PHILADELPHIA (CBS) – The difference between how the steroid era in baseball is talked about and how it felt is drastic.
Today, shame, misery, disgrace. But I remember having a hell of a lot of fun while it was happening. Don’t you?
Whether it was the McGwire vs. Sosa home run race that saved baseball, or trying to decide whether it was worth investing in Brady Anderson rookie cards after he hit 50 home runs, when I put myself back in that place, almost every memory I have of baseball is a good one.
Some look back and feel violated. I look back and feel lucky to have seen it all.
The conversation about this year’s Hall Of Fame ballot is anything but fun. And itt’s not just the discussion about PEDs and whether or not it is a writer’s job to be the moral gatekeeper of the museum. The Jack Morris back and forth has gone from a sports debate to sort of an us vs. them condescending name calling session between two groups of people who choose to look at baseball in different ways.

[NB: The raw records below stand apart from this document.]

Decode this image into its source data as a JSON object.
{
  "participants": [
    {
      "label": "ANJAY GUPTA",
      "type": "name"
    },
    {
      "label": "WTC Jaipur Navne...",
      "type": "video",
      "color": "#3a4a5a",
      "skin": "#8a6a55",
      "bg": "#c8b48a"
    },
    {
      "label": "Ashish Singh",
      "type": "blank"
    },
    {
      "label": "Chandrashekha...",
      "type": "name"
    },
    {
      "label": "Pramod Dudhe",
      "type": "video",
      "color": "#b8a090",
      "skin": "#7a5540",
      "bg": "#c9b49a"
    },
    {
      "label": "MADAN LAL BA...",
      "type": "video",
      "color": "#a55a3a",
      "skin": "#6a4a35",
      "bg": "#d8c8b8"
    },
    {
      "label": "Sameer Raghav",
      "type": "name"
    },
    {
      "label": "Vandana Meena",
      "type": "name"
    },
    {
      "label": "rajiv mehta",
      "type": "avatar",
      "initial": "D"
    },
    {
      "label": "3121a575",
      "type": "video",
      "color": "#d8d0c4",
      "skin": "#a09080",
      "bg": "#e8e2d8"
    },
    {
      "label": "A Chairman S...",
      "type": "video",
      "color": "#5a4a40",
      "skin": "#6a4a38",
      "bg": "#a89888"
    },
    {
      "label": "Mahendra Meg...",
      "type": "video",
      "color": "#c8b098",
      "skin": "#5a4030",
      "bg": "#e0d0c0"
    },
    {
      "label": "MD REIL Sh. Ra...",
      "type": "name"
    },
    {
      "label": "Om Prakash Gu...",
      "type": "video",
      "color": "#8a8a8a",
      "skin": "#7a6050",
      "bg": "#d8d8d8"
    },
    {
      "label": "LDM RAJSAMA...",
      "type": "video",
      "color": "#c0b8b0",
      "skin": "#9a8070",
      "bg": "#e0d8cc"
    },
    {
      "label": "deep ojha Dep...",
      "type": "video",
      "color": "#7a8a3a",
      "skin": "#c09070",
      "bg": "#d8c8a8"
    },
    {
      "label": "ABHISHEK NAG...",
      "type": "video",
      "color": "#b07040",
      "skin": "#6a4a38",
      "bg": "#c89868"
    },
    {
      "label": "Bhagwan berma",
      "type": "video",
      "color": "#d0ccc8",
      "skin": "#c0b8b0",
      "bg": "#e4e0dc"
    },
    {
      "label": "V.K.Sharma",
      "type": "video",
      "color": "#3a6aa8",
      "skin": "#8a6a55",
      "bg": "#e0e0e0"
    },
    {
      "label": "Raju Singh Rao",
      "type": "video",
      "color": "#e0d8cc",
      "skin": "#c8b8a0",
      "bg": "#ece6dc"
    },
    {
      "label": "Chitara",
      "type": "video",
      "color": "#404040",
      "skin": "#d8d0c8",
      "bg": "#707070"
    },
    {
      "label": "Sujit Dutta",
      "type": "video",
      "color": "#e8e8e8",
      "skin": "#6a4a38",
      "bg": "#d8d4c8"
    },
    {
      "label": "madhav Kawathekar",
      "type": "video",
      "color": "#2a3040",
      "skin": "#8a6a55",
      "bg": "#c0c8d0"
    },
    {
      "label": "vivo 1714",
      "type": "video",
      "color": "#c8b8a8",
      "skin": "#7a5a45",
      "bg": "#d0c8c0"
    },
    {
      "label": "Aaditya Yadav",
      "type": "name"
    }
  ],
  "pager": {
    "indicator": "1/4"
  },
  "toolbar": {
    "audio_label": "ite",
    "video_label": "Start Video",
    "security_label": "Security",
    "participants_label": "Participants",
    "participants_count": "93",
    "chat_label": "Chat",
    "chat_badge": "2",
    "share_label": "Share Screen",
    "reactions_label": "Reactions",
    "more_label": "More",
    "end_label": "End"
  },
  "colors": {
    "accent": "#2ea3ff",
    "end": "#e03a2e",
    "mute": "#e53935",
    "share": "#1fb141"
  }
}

It’s all so much different than I remember how heated debate about the Hall Of Fame used to be. The heated argument within the vacuum of baseball and sports about a player is something I always enjoyed. This is all so much different.
The Hall Of Fame is one of the most amazing places I’ve ever visited. The voting has always been an interesting discussion, and the induction has always been something to celebrate. This morning, as I stare at headlines discussing why no one was voted in this year, I dread almost all of it.
This is sports. This is baseball. This is supposed to be fun. The reason any of us pay attention to sports, at least initially, is because it’s fun.
Say it slowly. It. Is. Just. Baseball.
Moral grandstanding and the analysis of it is mostly boring and almost always tedious, especially when its done about something that has as few consequences as baseball and who makes it into the Hall Of Fame.
Barry Bonds, Roger Clemens and Mike Piazza were three of the greatest baseball players I ever saw. Combining walks and hits, Craig Biggio got on base 4,200 times. I loved watching all of them play baseball. I liked the Hall Of Fame better when that was the point.